• _Problem requirements_: Copy each line in the data below that contains the word "group".
•••••
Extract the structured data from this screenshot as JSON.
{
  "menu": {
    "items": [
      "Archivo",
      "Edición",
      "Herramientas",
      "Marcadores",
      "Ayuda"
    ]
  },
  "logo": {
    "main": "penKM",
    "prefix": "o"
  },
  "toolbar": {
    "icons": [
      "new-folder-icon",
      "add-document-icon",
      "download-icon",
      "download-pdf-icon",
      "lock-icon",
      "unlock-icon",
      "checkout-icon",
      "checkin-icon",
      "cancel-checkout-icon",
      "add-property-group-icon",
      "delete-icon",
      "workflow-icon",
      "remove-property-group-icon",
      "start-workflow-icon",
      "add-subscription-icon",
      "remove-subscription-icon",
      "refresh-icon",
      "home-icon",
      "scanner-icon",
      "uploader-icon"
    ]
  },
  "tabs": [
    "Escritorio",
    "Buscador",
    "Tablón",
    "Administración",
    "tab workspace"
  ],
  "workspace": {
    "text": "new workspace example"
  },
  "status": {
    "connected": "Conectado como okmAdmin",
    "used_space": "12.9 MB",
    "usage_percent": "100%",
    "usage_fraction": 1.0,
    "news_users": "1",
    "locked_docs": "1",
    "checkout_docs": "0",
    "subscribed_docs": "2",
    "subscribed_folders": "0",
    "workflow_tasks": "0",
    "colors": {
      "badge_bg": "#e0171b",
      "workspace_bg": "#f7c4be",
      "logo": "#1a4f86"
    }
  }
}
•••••
• _Expected answer_:
      "add-property-group-icon",
      "remove-property-group-icon",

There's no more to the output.